◆ **Work task**:
Would you please copy each line below that includes the string "name"?

◆ **Saved entries**:
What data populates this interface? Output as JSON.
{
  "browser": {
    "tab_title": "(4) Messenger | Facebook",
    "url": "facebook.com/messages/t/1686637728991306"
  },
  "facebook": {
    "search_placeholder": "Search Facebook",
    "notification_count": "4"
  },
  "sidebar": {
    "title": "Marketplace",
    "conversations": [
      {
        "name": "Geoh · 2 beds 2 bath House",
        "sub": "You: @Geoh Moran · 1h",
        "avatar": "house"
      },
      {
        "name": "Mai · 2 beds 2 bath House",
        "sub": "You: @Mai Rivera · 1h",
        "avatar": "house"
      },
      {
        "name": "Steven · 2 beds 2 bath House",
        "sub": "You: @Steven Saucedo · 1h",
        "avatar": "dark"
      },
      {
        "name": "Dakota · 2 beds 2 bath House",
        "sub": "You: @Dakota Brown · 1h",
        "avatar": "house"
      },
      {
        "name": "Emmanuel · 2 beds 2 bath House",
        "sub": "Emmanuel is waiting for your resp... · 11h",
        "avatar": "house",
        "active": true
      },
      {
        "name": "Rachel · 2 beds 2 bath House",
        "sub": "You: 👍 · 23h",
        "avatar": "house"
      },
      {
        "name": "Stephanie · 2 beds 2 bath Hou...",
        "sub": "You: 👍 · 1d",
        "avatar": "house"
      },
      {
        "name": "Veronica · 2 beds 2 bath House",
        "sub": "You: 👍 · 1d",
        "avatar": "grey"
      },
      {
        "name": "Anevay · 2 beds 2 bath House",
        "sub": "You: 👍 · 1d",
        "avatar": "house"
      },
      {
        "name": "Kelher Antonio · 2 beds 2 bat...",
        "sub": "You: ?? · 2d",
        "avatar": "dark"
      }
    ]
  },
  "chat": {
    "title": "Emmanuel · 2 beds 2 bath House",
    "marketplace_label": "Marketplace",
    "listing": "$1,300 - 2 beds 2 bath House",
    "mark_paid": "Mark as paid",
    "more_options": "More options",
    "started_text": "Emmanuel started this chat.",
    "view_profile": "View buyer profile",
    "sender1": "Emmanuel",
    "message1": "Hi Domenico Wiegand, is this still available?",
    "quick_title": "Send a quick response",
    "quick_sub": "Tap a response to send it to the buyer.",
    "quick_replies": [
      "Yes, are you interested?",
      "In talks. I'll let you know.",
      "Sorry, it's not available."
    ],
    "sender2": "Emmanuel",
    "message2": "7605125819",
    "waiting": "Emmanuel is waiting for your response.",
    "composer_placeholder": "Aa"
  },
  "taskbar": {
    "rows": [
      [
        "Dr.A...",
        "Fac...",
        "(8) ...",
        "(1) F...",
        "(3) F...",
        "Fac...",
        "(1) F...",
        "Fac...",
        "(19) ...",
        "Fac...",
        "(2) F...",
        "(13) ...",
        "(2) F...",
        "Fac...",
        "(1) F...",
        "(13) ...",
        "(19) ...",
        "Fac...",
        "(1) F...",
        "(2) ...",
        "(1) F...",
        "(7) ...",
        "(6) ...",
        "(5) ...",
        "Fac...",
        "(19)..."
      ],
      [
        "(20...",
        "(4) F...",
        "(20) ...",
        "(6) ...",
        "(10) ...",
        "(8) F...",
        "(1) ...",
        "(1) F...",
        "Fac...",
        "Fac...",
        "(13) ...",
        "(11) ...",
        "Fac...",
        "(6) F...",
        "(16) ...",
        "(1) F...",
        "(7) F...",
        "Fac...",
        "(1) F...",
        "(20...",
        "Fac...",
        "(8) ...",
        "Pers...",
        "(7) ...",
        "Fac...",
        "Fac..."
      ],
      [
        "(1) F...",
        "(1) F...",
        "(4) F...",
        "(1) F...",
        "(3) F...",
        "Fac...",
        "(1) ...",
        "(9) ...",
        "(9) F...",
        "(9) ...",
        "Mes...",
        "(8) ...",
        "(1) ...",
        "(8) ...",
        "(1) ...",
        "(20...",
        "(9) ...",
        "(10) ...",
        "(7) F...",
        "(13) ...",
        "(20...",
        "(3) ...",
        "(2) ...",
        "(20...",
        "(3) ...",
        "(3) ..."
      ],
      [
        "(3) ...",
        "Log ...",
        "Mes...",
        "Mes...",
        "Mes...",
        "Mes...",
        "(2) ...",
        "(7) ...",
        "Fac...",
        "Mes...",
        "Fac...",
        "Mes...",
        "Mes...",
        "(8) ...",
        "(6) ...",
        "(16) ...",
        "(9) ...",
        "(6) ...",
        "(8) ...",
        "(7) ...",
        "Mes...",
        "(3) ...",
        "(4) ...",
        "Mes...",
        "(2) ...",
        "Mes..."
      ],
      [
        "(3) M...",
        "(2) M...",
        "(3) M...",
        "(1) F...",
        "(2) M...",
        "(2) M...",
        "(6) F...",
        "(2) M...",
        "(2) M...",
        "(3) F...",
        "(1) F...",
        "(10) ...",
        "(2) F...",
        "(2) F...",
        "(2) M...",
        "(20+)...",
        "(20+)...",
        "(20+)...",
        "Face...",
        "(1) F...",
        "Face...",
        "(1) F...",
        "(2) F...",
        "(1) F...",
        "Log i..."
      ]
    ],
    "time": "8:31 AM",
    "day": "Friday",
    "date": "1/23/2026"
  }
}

◆ **Result below**:
        "name": "Geoh · 2 beds 2 bath House",
        "name": "Mai · 2 beds 2 bath House",
        "name": "Steven · 2 beds 2 bath House",
        "name": "Dakota · 2 beds 2 bath House",
        "name": "Emmanuel · 2 beds 2 bath House",
        "name": "Rachel · 2 beds 2 bath House",
        "name": "Stephanie · 2 beds 2 bath Hou...",
        "name": "Veronica · 2 beds 2 bath House",
        "name": "Anevay · 2 beds 2 bath House",
        "name": "Kelher Antonio · 2 beds 2 bat...",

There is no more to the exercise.